St Luke and the Icon Writing Tradition
We know that St Luke the Evangelist, “painted” in words and there is an ancient tradition asserting that St Luke actually attached an image of Mary and Jesus to several of his writings in the pose now referred to in Hodegetria icons of Mary.
As a resident of Antioch, a city in modern-day Syria, St Luke would have been familiar with the ancient techniques of portraiture and figure painting and as a physician, he would have been interested in the human anatomy.
The images that St Luke shared were then copied, in turn, by others and this is how the tradition of writing Mother of God icons developed, was handed down from one generation to the next and continues to the present age.
And from one icon type, several varieties of Marian icons developed in slow progression.
A Brief Art History
The oldest recording of a Mother of God was painted by an anonymous artist and is located in the Catacombs of Priscilla (below).
Images of Mary and Jesus, based on the original renderings of St Luke, have been in active circulation since the 5th century (after Christians were free to worship publicly).
One early Hodegetria version and possibly one originally written by St Luke was given as a gift to the Byzantine Empress Pulcheria who, it is told, later donated it to a community of Monks in Constantinople who served as guides to the blind. It was only later that this particular icon became known as the Hodegetria which means “leader” or one who “shows the way.” Like so many early icons, the original works of St Luke have been lost (and presumably destroyed).
About My Icon of St Luke
St Luke, as shown, was written for a church with more contemporary architecture and I determined that a newer and brighter version of St Luke would compliment this particular church environment.
The reference for this icon is a mosaic from Greece and you will find many online. However, if you do locate my particular version, shown above on the left in the blue photo box, uncropped, please do not click on it as the website has a virus. I found that out!
For the 16x20 inch icon, I began with a birch panel and traveled through all of the traditional preparatory steps and writing process.
The Mother of God, God Bearer or Theotokos in Greek, abbreviated ΜΡ ΘΥ, always points the way of salvation, which is Jesus. This specific, codified, icon is always shown with Mary placed frontally and gazing at the onlooker. She always holds the Jesus with her left arm and points or directs to Him with her left; she is depicted in either half- or full-length, sitting or standing; there are countless variations. Mary’s majestic and “All-Knowing” Child (Anapeson, shown at bottom of page) is turned slightly toward His Mother; with one hand He holds a scroll, and with the other, He extends a blessing.

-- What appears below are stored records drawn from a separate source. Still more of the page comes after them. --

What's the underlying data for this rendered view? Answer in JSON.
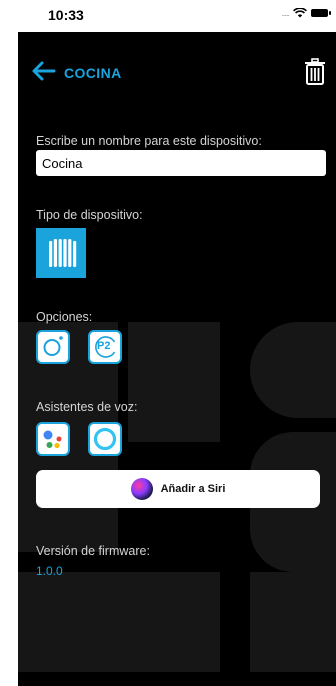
{
  "status_bar": {
    "time": "10:33",
    "signal": "....."
  },
  "header": {
    "title": "COCINA"
  },
  "form": {
    "name_label": "Escribe un nombre para este dispositivo:",
    "name_value": "Cocina",
    "device_type_label": "Tipo de dispositivo:",
    "options_label": "Opciones:",
    "option_p2_text": "P2",
    "voice_label": "Asistentes de voz:",
    "siri_button_label": "Añadir a Siri",
    "firmware_label": "Versión de firmware:",
    "firmware_value": "1.0.0"
  },
  "colors": {
    "accent": "#1aa3dc",
    "background": "#000000",
    "label": "#d4d4d4"
  },
  "icons": [
    "back-arrow-icon",
    "trash-icon",
    "radiator-icon",
    "circle-option-icon",
    "p2-option-icon",
    "google-assistant-icon",
    "alexa-icon",
    "siri-icon"
  ]
}
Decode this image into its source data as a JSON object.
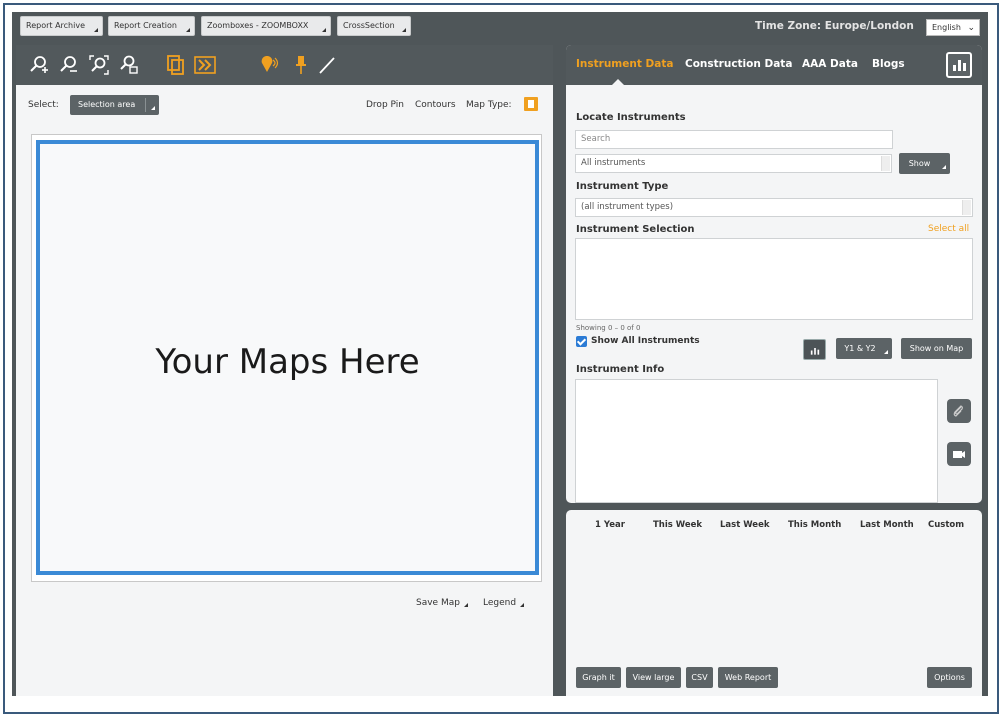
{
  "topbar": {
    "buttons": [
      "Report Archive",
      "Report Creation",
      "Zoomboxes - ZOOMBOXX",
      "CrossSection"
    ],
    "timezone": "Time Zone: Europe/London",
    "language": "English"
  },
  "map_toolbar": {
    "tools": [
      "zoom-in-icon",
      "zoom-out-icon",
      "zoom-extent-icon",
      "zoom-select-icon",
      "copy-icon",
      "forward-icon",
      "pin-drop-icon",
      "pin-icon",
      "line-icon"
    ]
  },
  "map": {
    "select_label": "Select:",
    "select_value": "Selection area",
    "drop_pin": "Drop Pin",
    "contours": "Contours",
    "map_type": "Map Type:",
    "placeholder": "Your Maps Here",
    "save_map": "Save Map",
    "legend": "Legend"
  },
  "tabs": [
    "Instrument Data",
    "Construction Data",
    "AAA Data",
    "Blogs"
  ],
  "instrument_panel": {
    "locate_title": "Locate Instruments",
    "search_placeholder": "Search",
    "all_instruments": "All instruments",
    "show_btn": "Show",
    "type_title": "Instrument Type",
    "type_value": "(all instrument types)",
    "selection_title": "Instrument Selection",
    "select_all": "Select all",
    "showing": "Showing 0 – 0 of 0",
    "show_all_label": "Show All Instruments",
    "y_axis_btn": "Y1 & Y2",
    "show_on_map_btn": "Show on Map",
    "info_title": "Instrument Info"
  },
  "ranges": [
    "1 Year",
    "This Week",
    "Last Week",
    "This Month",
    "Last Month",
    "Custom"
  ],
  "bottom_buttons": {
    "graph_it": "Graph it",
    "view_large": "View large",
    "csv": "CSV",
    "web_report": "Web Report",
    "options": "Options"
  },
  "colors": {
    "accent": "#f0a020",
    "panel_dark": "#4f5659",
    "map_border": "#3b8ad6"
  }
}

We see that a red veil is draped across the top of the scene. This is a reference to the human and the divine nature of Jesus Christ, abbreviated IX IC. Here we encounter a theological truth presented visually. The veil symbolically connects the Holy of Holies (the inner sanctuary where God dwelt in the Old Testament) with the Holy Place (Temple). Shown behind Mary is a (mystical) Temple and Mary herself became the living temple of God and Seat of Wisdom.
Most often you'll see in icons the Virgin depicted within the Annunciation scene holding a red yarn spool. I will live it up the reader to find the Old Testament account of Rahab and the Spies to discover how the red cord was used, where a "connection" was made, and how it fits in symbolically here where the Old is revealed in the New.
St Luke, for his part, is depicted “writing” the first image of this holy union between Mother and Son. His knee extends outside the frame reminding us that saints are never constricted to heaven, but have been ordained by God to enter into our daily human lives, at any given time, to both encourage us and guide us heavenwards.
Of course, much more could be said about this icon type and the St Luke Icon tradition. I will leave that up to you readers.
The church selected a beautiful, coordinating frame for the Icon.
Notes, Art, Photography CMJENTZ ©2013-2018
My website template has been updated. NOTES pages might have font and pictorial placement discrepancies.
All content ©LumenChristiArt.com,
Christine M. (CM) Jentz.
For comments or inquiries please
contact me. Commissions accepted.
“It is with the smallest brushes that the artist paints the most exquisitely beautiful pictures.” (St. André Bessette)